And here are a few things you'll need to start doing…
Start talking about what you want to do.
Start describing the types of responsibilities and the kinds of projects and teams you want to work on. If you don’t have a crystal clear vision, then at least start talking about the type of work you enjoy doing. By simply having these conversations with your manager, colleagues, and those in your network can lead to new career paths and opportunities.
Start claiming your space.
Put your expertise out there by showing others you have something to say through presentations, articles, coaching others and speaking up in meetings. Don’t be a shrinking violet, but instead, have confidence, be bold and voice your technical opinion. So what if someone may not agree with you – that just makes it a more interesting conversation. Successful executives and professionals constantly put themselves “out there” – that’s why they’re successful. Don’t shy away or back up, but instead step up, speak out and claim your space at the table.
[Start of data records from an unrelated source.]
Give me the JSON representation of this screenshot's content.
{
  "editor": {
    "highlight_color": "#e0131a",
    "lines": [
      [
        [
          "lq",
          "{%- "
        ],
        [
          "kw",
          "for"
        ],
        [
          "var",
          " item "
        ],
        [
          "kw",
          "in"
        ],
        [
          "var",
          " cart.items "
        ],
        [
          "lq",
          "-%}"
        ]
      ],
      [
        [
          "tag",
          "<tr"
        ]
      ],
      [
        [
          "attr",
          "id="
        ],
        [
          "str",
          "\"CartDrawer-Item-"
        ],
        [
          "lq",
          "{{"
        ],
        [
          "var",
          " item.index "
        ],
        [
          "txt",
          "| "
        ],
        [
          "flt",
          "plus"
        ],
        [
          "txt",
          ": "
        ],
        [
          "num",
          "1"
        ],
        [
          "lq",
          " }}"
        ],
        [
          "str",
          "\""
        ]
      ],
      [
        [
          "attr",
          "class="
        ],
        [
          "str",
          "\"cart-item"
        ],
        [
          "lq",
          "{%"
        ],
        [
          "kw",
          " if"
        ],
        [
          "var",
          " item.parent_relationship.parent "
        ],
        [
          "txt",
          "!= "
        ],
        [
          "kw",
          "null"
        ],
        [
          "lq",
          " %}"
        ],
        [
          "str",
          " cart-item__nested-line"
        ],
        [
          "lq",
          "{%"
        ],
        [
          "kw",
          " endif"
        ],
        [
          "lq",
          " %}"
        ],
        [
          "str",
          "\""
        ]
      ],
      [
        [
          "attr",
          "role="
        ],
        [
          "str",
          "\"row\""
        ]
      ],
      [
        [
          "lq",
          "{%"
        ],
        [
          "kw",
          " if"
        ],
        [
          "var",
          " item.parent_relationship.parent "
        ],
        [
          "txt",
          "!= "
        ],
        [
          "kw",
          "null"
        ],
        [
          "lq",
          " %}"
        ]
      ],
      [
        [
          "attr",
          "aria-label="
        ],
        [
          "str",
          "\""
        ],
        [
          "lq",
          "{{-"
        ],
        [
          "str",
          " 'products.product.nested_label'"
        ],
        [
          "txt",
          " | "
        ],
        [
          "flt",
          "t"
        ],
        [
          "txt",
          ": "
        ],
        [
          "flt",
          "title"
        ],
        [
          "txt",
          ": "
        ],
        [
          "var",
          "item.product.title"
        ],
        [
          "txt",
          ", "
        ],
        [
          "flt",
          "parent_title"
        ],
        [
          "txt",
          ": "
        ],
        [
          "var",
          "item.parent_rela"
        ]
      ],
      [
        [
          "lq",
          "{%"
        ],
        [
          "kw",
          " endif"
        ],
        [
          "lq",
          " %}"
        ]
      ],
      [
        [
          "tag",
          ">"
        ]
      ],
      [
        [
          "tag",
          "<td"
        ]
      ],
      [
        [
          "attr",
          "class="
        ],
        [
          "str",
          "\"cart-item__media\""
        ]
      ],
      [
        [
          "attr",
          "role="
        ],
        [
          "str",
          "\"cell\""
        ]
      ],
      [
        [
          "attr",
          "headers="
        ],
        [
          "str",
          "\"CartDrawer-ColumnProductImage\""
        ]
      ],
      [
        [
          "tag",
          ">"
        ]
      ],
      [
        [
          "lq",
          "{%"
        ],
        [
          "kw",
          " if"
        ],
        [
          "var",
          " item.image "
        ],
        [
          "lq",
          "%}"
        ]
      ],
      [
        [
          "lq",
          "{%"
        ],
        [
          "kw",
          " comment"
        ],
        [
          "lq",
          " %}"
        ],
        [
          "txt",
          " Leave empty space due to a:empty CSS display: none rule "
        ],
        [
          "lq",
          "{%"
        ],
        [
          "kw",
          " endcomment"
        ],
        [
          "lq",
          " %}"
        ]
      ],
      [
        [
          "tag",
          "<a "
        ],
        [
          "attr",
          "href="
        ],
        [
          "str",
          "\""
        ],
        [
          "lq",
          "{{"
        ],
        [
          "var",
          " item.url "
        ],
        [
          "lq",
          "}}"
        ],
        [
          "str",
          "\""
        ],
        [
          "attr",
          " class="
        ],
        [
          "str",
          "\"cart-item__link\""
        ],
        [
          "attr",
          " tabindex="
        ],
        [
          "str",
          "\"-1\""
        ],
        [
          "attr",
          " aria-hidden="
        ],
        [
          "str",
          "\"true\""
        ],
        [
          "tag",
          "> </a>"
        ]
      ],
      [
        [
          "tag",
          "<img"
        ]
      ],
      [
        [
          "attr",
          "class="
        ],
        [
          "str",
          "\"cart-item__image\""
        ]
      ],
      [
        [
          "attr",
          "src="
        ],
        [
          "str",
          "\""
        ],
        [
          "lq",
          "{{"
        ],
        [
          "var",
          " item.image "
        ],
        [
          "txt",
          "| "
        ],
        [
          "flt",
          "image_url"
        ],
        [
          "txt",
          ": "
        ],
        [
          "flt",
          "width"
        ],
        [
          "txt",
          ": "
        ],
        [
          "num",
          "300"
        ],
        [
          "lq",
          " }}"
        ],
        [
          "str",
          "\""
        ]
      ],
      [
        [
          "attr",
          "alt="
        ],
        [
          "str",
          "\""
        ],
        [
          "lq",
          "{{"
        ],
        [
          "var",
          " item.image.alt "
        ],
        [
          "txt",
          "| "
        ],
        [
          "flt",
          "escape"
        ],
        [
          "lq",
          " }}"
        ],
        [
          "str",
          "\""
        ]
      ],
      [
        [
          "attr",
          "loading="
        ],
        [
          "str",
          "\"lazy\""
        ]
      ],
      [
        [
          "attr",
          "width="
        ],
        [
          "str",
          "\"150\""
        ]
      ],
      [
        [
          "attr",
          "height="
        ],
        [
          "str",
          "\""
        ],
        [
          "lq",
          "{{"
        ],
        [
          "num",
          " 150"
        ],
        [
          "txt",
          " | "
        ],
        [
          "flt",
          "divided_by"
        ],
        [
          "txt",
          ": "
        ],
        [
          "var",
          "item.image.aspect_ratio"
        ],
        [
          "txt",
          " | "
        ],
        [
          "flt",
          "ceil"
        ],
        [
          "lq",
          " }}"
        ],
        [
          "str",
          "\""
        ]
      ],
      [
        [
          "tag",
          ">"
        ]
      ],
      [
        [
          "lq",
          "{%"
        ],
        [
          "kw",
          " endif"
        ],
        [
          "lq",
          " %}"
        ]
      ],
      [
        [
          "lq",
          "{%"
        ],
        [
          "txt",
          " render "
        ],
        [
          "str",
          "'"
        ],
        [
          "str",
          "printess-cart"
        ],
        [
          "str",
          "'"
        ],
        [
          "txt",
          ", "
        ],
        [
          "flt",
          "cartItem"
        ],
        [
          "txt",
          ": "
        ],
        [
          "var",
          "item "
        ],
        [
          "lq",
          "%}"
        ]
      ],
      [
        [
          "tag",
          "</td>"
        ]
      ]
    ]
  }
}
Start charting your course.
Go find people working in different industries and job roles. Ask them about their responsibilities, education, training, challenges and career paths. Get connected to those who inspire you. Give yourself permission and time to explore all possibilities. That doesn’t mean that you have to accept every opportunity that comes your way, but you at least owe it to yourself to learn what else is out there so that you can get ready for your next career move.
Successful professionals aren't successful because they let things “happen.” Instead, they make things happen in their career. They figure out what they want, take some risks, stretch, grow, fall down, learn and bounce. Don't let someone else take the wheel on your career path. Step up and make things happen. It's your career and your year!
Sherri Thomas is a Career Strategist, international speaker and best-selling author of two books including “Career Smart – 5 Steps to a Powerful Personal Brand” which is currently on AMAZON's TOP 10 LISTfor personal branding books, and “The Bounce Back – personal stories of bouncing back higher and faster from a layoff, re-org or career setback” also available on AMAZON and BARNES & NOBLE. Right now you can download three FREE CHAPTERS of “The Bounce Back” at http://www.MyBounceBack.com